Should primary school children be taught personal finance?

Last post: Sep 7, 2017

How did you learn about managing your money? Chances are, it wasn't at school. So do you think personal finance should be on the national curriculum? Or do you think youngsters should be protected from money worries for as long as possible?

 How did you learn about managing your money? Chances are, it wasn't at school. While British schools have a good record when it comes to teaching numeracy, the curriculum contains very little regarding personal finance.

You almost certainly had or heard conversations with maths teachers about exactly why you'd need to know about trigonometry in the real world. And it's highly likely that you've never calculated the hypotenuse of a triangle since leaving your school blazer behind. What you have needed to tackle, however, is budgeting, self-assessment tax, splitting bills and arranging mortgages – without any prior experience or knowledge.

With so much to know and so little taught in schools, should personal finance be on the national curriculum? Well, according to a Money Advisor survey, 84% of adults think it should be.

Although financial education was added to the national curriculum for secondary school students in 2013, the scope of the subject is limited and few students are actually receiving these finance lessons. Many people believe children should start learning about money much earlier in their education.

Even the Government agrees. In 2016 a Parliamentary report revealed that youngsters would benefit from learning about personal finance from primary school age. From counting money to learning how to save and practicing budgeting, there are lots of crucial money lessons to digest, which many adults have had to learn the hard way. A head start at primary school age could help the UK become a much more money savvy nation.

So what should personal finance lessons include?

  • Counting money – a fundamental building block on which to base personal finance skills.
  • Saving money - it may seem simple, but keeping your incomings higher than your outgoings can be tricky.
  • Budgeting – understanding the types of expenses adults have to pay for and learning how to budget could make youngsters more financially responsible.
  • Interest - for older children, learning about how interest works is a crucial lesson.
  • Financial products – older children could benefit from understanding the different types of financial product they may encounter in adult life.

Did you receive any financial education at school?

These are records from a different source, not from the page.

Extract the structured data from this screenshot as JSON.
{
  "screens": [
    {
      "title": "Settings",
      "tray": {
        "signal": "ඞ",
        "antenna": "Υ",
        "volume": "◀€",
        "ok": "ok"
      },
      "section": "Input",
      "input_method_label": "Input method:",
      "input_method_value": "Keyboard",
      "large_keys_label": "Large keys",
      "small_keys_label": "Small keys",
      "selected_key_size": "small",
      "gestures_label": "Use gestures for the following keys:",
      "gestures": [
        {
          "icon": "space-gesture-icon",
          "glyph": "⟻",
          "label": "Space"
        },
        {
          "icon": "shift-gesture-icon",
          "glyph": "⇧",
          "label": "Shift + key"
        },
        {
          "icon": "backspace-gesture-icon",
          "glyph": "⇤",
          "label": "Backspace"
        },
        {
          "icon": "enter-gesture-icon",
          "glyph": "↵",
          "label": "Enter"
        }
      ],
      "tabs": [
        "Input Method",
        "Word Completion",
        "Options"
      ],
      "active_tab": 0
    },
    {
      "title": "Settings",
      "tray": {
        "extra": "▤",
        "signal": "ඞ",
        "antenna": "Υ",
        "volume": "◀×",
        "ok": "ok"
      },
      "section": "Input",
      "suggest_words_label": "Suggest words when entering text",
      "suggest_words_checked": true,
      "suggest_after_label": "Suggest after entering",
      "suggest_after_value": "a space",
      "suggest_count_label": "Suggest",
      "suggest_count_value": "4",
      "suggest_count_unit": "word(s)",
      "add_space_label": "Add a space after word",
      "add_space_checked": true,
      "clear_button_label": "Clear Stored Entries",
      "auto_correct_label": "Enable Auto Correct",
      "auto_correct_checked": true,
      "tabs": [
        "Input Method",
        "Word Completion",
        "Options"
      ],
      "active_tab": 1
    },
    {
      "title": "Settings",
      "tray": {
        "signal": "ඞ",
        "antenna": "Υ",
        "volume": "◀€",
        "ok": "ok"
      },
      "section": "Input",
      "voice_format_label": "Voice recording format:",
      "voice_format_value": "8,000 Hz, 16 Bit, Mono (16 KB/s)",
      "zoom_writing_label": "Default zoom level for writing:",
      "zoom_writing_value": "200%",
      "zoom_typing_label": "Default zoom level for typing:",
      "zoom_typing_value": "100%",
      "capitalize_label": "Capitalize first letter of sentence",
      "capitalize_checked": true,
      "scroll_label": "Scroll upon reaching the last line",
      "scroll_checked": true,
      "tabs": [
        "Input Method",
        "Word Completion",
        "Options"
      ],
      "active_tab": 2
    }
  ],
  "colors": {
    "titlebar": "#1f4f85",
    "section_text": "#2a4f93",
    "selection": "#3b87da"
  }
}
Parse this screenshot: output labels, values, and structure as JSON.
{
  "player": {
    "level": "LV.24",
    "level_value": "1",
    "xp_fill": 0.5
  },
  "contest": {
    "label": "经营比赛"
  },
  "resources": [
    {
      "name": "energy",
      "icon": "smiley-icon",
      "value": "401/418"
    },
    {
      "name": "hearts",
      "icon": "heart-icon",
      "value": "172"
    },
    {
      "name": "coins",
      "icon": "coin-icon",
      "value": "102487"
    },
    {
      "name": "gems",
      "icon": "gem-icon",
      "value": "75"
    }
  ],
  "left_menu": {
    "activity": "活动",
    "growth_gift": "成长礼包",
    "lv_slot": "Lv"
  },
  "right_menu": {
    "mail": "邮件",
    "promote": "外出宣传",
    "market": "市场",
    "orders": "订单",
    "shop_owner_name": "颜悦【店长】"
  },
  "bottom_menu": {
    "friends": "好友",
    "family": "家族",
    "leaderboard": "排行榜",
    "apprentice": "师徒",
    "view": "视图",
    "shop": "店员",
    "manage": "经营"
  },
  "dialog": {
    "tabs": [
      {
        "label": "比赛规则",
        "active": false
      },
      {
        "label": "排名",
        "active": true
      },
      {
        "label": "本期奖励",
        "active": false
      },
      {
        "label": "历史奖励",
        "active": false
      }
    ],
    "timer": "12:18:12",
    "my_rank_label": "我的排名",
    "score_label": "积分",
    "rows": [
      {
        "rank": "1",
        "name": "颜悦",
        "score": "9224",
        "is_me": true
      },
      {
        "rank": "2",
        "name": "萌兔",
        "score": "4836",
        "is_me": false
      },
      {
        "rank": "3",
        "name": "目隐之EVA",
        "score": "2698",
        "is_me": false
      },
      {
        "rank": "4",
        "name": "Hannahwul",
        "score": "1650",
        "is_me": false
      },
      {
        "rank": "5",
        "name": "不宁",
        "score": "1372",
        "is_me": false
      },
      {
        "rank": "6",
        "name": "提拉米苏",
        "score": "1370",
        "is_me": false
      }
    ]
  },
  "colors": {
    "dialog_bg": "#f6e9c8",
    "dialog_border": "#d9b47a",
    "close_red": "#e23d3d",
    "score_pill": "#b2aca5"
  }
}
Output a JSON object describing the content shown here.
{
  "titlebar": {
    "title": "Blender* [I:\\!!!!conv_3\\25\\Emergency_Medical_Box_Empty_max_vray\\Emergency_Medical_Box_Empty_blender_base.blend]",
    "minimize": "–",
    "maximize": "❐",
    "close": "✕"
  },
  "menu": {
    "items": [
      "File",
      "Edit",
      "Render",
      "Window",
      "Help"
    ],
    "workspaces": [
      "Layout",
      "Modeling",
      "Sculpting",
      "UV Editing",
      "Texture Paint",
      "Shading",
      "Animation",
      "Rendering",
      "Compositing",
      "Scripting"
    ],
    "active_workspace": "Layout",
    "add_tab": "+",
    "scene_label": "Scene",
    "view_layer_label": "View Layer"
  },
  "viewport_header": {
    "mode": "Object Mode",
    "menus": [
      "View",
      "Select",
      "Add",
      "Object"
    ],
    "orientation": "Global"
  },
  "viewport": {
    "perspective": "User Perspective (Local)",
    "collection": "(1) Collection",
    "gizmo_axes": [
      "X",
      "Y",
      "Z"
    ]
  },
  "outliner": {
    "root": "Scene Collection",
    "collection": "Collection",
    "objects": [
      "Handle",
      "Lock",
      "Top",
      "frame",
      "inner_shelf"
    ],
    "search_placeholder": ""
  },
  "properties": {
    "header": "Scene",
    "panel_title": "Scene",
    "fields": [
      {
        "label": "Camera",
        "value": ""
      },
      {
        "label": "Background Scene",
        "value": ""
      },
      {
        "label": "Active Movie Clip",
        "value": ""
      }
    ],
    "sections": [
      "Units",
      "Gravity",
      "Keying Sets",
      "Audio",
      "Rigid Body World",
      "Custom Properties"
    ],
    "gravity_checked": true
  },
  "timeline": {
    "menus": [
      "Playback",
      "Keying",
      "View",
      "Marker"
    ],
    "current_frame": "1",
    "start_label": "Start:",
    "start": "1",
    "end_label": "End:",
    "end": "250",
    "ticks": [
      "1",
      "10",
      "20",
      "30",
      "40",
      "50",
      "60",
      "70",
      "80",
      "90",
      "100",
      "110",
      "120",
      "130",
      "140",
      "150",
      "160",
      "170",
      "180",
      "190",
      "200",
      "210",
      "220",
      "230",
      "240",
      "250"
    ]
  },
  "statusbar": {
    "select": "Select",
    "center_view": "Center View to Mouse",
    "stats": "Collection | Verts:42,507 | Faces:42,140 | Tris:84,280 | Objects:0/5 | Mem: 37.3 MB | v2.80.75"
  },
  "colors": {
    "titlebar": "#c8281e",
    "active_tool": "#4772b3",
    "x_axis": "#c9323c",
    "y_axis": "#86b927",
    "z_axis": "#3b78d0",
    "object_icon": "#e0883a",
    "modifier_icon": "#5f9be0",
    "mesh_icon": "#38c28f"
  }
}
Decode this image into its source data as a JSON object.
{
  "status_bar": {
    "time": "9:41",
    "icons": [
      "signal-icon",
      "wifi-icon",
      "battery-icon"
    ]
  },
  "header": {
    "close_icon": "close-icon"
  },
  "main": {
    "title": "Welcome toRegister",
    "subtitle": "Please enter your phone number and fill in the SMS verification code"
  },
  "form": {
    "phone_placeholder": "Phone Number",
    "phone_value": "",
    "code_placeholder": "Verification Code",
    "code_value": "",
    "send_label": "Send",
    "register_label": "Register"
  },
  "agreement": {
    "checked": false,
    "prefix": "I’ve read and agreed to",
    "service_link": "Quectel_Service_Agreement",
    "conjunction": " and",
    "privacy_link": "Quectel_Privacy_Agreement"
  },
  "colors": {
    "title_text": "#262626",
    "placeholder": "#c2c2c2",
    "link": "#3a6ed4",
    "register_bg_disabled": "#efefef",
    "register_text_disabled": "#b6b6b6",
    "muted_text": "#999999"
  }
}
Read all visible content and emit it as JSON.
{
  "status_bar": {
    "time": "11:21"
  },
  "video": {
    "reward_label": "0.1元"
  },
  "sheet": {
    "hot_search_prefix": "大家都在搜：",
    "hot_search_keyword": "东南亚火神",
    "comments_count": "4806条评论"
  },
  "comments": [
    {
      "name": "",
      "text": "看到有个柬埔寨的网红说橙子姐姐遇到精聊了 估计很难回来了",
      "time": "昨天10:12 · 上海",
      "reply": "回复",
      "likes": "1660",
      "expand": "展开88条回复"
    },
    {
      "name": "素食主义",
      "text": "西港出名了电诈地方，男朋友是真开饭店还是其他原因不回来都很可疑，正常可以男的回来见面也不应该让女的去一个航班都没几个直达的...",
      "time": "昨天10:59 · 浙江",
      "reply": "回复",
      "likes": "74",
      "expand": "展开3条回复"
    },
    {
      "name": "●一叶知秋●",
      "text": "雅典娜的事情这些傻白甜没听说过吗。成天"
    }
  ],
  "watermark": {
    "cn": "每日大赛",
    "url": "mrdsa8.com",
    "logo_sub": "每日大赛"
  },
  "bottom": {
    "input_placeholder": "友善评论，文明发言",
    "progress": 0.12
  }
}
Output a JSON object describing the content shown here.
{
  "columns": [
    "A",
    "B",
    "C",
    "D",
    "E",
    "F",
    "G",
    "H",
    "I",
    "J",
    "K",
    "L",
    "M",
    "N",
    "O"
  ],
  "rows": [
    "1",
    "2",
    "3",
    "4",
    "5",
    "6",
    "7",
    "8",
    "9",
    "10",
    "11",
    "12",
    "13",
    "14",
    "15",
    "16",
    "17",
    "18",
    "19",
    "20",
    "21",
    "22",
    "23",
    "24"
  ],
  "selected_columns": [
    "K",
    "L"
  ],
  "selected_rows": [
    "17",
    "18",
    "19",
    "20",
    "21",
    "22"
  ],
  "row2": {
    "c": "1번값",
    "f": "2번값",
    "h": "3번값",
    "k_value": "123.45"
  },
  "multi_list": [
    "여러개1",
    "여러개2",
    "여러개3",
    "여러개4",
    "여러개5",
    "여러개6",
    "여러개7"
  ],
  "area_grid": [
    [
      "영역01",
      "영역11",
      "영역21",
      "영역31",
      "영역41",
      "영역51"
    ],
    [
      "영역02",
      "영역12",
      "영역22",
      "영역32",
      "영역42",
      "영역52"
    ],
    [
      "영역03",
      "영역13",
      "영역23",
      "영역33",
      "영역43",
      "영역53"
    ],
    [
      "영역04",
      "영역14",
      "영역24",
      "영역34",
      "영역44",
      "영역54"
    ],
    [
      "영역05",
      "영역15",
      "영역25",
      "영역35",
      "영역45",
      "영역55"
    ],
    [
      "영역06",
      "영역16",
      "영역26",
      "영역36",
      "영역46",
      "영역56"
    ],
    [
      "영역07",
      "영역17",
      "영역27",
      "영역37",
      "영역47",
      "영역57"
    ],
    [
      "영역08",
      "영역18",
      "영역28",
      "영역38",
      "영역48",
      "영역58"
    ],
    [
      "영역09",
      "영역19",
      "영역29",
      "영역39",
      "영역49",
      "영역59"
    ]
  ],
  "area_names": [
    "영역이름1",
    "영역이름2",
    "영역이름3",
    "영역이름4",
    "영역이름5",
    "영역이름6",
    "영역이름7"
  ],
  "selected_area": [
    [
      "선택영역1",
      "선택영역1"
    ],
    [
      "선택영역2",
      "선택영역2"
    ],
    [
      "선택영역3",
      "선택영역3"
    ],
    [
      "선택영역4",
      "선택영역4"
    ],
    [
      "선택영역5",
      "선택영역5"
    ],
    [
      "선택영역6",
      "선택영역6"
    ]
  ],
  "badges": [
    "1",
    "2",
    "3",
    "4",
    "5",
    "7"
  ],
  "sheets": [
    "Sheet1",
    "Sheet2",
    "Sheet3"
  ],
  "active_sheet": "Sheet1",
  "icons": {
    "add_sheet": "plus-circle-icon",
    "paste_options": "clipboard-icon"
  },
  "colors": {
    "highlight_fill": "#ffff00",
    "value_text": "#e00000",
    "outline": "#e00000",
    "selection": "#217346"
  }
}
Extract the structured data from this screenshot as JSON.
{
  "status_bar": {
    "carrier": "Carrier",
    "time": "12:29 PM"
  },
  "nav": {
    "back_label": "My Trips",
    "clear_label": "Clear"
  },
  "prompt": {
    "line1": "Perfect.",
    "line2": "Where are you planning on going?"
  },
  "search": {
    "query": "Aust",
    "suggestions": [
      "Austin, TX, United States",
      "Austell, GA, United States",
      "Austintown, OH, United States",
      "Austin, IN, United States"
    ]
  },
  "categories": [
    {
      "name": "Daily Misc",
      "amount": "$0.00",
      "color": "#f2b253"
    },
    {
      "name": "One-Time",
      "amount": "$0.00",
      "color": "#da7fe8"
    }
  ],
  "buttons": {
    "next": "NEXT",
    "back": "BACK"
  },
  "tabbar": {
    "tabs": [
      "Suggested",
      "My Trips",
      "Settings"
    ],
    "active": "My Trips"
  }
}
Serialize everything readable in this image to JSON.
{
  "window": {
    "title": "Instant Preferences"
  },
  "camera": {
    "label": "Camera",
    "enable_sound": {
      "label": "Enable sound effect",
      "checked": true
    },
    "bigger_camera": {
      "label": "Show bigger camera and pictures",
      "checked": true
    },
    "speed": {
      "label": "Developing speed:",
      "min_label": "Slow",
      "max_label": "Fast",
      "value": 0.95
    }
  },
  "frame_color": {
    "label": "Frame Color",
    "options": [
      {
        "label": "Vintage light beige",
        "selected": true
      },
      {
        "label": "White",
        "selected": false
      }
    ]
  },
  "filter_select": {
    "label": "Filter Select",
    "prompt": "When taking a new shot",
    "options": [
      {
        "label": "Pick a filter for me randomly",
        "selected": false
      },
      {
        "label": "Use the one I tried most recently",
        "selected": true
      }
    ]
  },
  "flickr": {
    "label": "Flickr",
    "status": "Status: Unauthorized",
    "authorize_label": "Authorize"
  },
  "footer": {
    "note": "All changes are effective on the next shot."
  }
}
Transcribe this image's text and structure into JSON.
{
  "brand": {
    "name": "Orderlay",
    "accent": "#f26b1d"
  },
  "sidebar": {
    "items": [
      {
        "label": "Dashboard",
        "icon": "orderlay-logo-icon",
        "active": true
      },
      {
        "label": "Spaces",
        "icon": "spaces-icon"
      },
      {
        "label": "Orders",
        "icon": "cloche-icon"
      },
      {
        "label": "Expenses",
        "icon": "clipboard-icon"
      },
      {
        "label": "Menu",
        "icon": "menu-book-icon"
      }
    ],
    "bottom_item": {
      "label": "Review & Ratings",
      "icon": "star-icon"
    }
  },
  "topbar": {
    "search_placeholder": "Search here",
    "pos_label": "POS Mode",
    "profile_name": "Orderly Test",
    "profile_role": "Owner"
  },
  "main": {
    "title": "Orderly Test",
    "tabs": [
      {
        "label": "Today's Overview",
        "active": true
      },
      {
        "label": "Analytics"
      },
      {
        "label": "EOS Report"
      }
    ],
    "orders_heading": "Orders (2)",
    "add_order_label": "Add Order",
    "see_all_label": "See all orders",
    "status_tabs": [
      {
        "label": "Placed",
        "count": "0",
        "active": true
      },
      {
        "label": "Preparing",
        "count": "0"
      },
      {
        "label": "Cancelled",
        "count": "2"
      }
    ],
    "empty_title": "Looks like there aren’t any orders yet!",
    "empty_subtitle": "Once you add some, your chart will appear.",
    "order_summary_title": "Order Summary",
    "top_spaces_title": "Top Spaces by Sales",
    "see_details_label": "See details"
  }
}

Did it help you? How early do you think youngsters should be taught about money? Share your opinion below...